The opposite of lazy evaluation is eager evaluation. It determines the values of a computation the earliest possible, even if those values are not really needed in that moment. This is the typical behavior of most programming languages. An advantage of eager evaluation is that it allows the programmer to specify the execution order, simplifying code debugging. However, it performs calculations that can be not really needed and forces the programmer to organize the code in an optimal way.

**How does TensorFlow work?**

TensorFlow uses lazy evaluation by default and exploits graphs to represent the operations flow. Like any graph, a TensorFlow graph is composed by nodes and directional edges. Each node represents a different operation. A directional edge represents the input or output data of a node.

Data are managed by TensorFlow as n-dimensional arrays representative of tensors. A tensor has three properties: *Rank, Shape *and* Type*.

*rank*: denotes the number of dimensions of a tensor (for example, if represented by a three-indices matrix, the tensor has rank 3).*shape*:*type*:

Once the programmer has defined the operations, TensorFlow defines an operations graph. Nevertheless, the graph is an abstract entity and, once defined, no computation will actually take place. The graph must be executed to give rise to actual compotations. This is done by using TensorFlow *sessions*. Recapitulating, TensorFlow works in three steps:

- Internally construct the graph corresponding to the operations flow defined by the programmer;
- Create the session;
- Execute the operations in the graph.

**Let us clarify how TensorFlow works with a simple, practical example**

Let us consider one of the simples examples in TensorFlow, namely, the sum of two constants:
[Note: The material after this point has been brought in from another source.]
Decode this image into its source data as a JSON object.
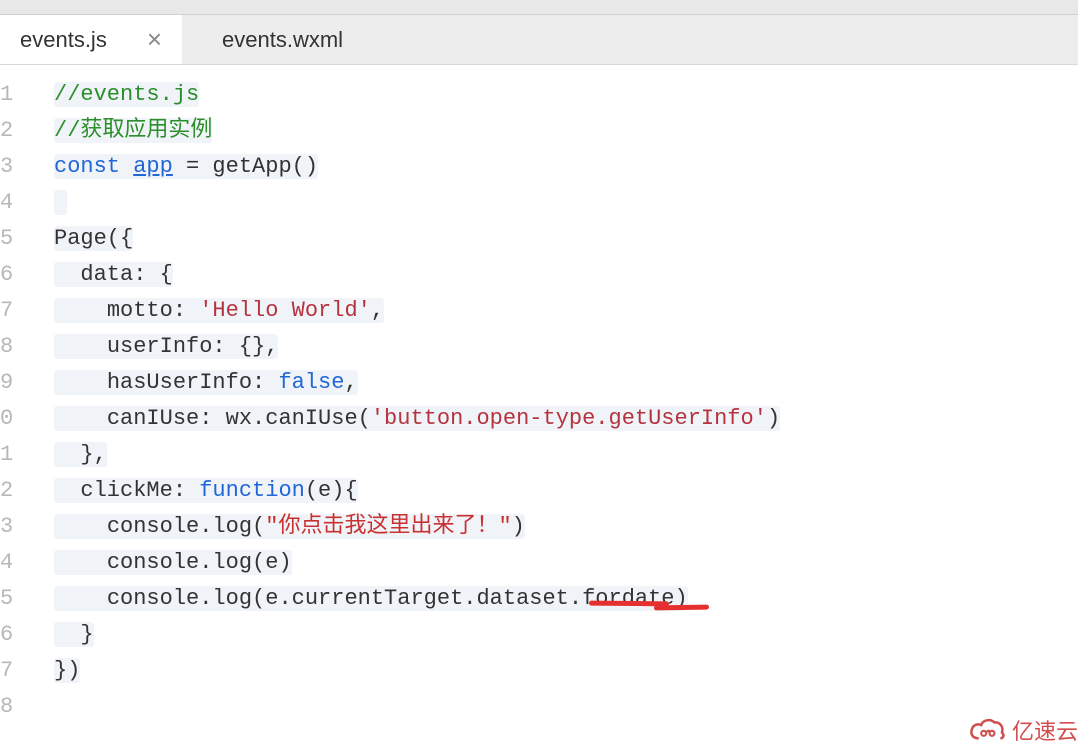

Since, as mentioned, TensorFlow separates the definition and the execution phases by the lazy evaluation technique, the only things that we can know about the variable `s`

is its type (`float32`

) and its size (scalar). Indeed, all that we obtain from `print(s)`

is

`Tensor(“add_1:0”, shape=(), dtype=float32)`

To obtain the actual result of the calculations, we need to execute the operations from within a session:

**Eager evaluation in TensorFlow**

TensorFlow also enables eager evaluations on demand. Eager evaluations allow an easier debug during the execution, being it possible to use Python debugger to inspect objects like variables. To enable the eager execution, the `eager`

module must be loaded and the dynamic modality enables using `enable_eager_execution()`

. A short example follows:

After having clarified the working principles of TensorFlow, let us present further few notes.

**Using placeholders**

In the first simple example shown above, we have seen how defining and using TensorFlow constants. The constants are conceived to keep the same value at each graph execution. If we want to define the input values at runtime, we need to use placeholders.

When defining a placeholder, we do not set its value, since the latter is to be defined during the computations and not at the time the graph is defined. Opposite to that, the type of the placeholder must be specified (`int16`

in our case, see below).

Once defined the placeholder, the session is created and the computations are run by specifying the values of the placeholders using a dictionary. The following example illustrates the use of placeholders.

**Interoperability of TensorFlow and Numpy**

Many Python Users are accustomed to work with Numpy and have many legacy codes exploiting such a library. The problem then arises about the possibility of integrating TensorFlow into codes already using Numpy. The answer is that there is a full interoperability between TensorFlow and Numpy, as shown in the following code. As it can be seen, it is possible to perform mixed operations between Numpy and TensorFlow objects.

Following this post, we know TensorFlow fundamental bricks by which more complicated Machine Learning applications can be constructed.